“Braille is knowledge and knowledge is power.”
- Louis Braille
Braille Literacy - The Why
Braille is literacy for students who would otherwise be auditory learners. For those students, braille is the only way they can learn the fundamentals of spelling, grammar, and punctuation. Listening only is notably different from reading as it does not allow the person to know how every word is spelled or how sentences are structured. These elements are not part of the audio experience and are critical in becoming literate. In addition, braille outweighs audio formats as it aids comprehension and retention of materials.
A Student’s future employment may well depend on proficient braille skills. It is estimated that 90% of employed individuals with blindness can read and write Braille. These individuals command higher salaries as well.
Students who know Braille have greater independence. Braille can be used to:
- label food, medicine, or household objects.
- read a menu at a restaurant
- take notes
- identify and push the button on elevators
- and more!
Braille provides a connection to others and to self. The ability to take and share notes with others provides an avenue unmatched by the spoken word. With Braille, an individual can make a to-do list that can be reviewed at a later point in time.
For students who are at risk of losing vision suddenly or who have a progressive vision condition, braille gives a child options to use either print or braille in any given situation. These students should learn braille as soon as possible to provide them with an alternate means of communication. While they may not use braille right away, they have a tool tucked into their back pocket. Relearning braille when needed is easier. And, the educational system is much more supportive than adult programs where time is limited.
Content adapted from Braille Works
STAAR Braille Accommodations and Supports
Braille versions of the State of Texas Assessments of Academic Readiness (STAAR®) in English are available to eligible students. Students have the option to take STAAR online using a screen reader and a refreshable braille display. This option is only available on English versions of STAAR grades 3–8 reading, grade 8 social studies, English I, English II, and U.S. History. The decision to provide a student with a braille test booklet or access to an online test using a screen reader and refreshable braille display should be made in accordance with specific accommodation policies located on the Accommodation Resources webpage. It is recommended that the teacher of students with visual impairments be involved in that decision.

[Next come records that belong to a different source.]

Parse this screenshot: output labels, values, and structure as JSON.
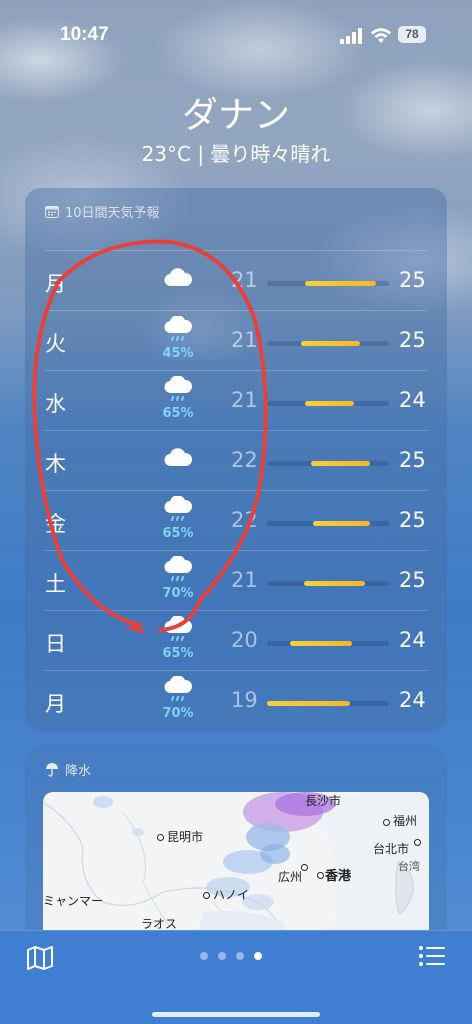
{
  "status": {
    "time": "10:47",
    "battery": "78"
  },
  "location": {
    "city": "ダナン",
    "summary": "23°C | 曇り時々晴れ"
  },
  "forecast": {
    "title": "10日間天気予報",
    "days": [
      {
        "day": "月",
        "icon": "cloud-icon",
        "pop": "",
        "low": "21",
        "high": "25",
        "bar_start": 0.31,
        "bar_end": 0.89
      },
      {
        "day": "火",
        "icon": "cloud-rain-icon",
        "pop": "45%",
        "low": "21",
        "high": "25",
        "bar_start": 0.28,
        "bar_end": 0.76
      },
      {
        "day": "水",
        "icon": "cloud-rain-icon",
        "pop": "65%",
        "low": "21",
        "high": "24",
        "bar_start": 0.31,
        "bar_end": 0.71
      },
      {
        "day": "木",
        "icon": "cloud-icon",
        "pop": "",
        "low": "22",
        "high": "25",
        "bar_start": 0.36,
        "bar_end": 0.84
      },
      {
        "day": "金",
        "icon": "cloud-rain-icon",
        "pop": "65%",
        "low": "22",
        "high": "25",
        "bar_start": 0.38,
        "bar_end": 0.85
      },
      {
        "day": "土",
        "icon": "cloud-rain-icon",
        "pop": "70%",
        "low": "21",
        "high": "25",
        "bar_start": 0.3,
        "bar_end": 0.8
      },
      {
        "day": "日",
        "icon": "cloud-rain-icon",
        "pop": "65%",
        "low": "20",
        "high": "24",
        "bar_start": 0.19,
        "bar_end": 0.7
      },
      {
        "day": "月",
        "icon": "cloud-rain-icon",
        "pop": "70%",
        "low": "19",
        "high": "24",
        "bar_start": 0.0,
        "bar_end": 0.68
      }
    ]
  },
  "precipitation": {
    "title": "降水",
    "labels": {
      "changsha": "長沙市",
      "kunming": "昆明市",
      "fuzhou": "福州",
      "taipei": "台北市",
      "taiwan": "台湾",
      "guangzhou": "広州",
      "hongkong": "香港",
      "hanoi": "ハノイ",
      "myanmar": "ミャンマー",
      "laos": "ラオス"
    }
  },
  "toolbar": {
    "pages": 4,
    "active_page": 4
  },
  "colors": {
    "temp_bar": "#f6c12e",
    "precip_text": "#7fd2ff",
    "annotation": "#e8403a"
  }
}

Additional information from the Texas Education Agency STAAR Accommodation Resources page.
The Braille Challenge® is an academic competition unlike any other. This two-stage contest is designed to motivate blind students to emphasize their study of braille while rewarding their success with fun-filled, but challenging, local and national events. Braille Challenge contest categories include reading comprehension, writing speed and accuracy, proofreading, spelling, and reading tactile charts and graphs.
Any visually impaired student who reads braille is eligible to participate in the preliminary Braille Challenge events, which are held from January through the end of March throughout the U.S. and Canada. Contests are proctored by volunteer TVIs and scored locally by volunteer transcribers, based on national guidelines. The preliminary round is open to students of all skill levels, but only the top-scoring 50 contestants nationally are invited to Los Angeles for the final round—two days of competition, camaraderie, and fun!
Region 10 hosts a Braille Challenge Biannually in Odd Numbered Years. For more information about Braille Challenge, see the Braille Challenge website of the Braille Institute.
Texas Technology Access Program (TTAP)
The Texas Technology Access Program (TTAP) promotes independence for people with disabilities through access to technology that provides them more control over their immediate environments and an enhanced ability to function independently.
The mission is to increase access for people with disabilities to Assistive Technology that provides them more control over their immediate environments and an enhanced ability to function independently.
TTAP Supports include:
- Demonstrations – See technology in action to determine what product is useful for you! Contact Shelley Ratcliff or Dr. Jyutika Mehta for more information.
- Device Loans - Short-term device loans are available for 35 days. When individuals with disabilities, their families, and qualified professionals are able to borrow AT devices and assess them in the individual's normal environments, they are then better able to determine if the devices meet their needs or the needs of individuals with disabilities they are serving.
- Recycle and Reuse Programs – Purchase refurbished equipment or a computer with long-term loans! TTAP works in partnership with the DME Exchange of Dallas to serve the North Texas area.
Other Braille Resources
- The History of Braille
- Introduction to Braille
- American Foundation for the Blind - Resources for Learning and Refreshing Braille
- American Foundation for the Blind - Sources for Braille Children’s Books and Magazines
- American Foundation for the Blind - Tips for Promoting Braille in the Classroom
- American Foundation for the Blind - Resources for Teaching Braille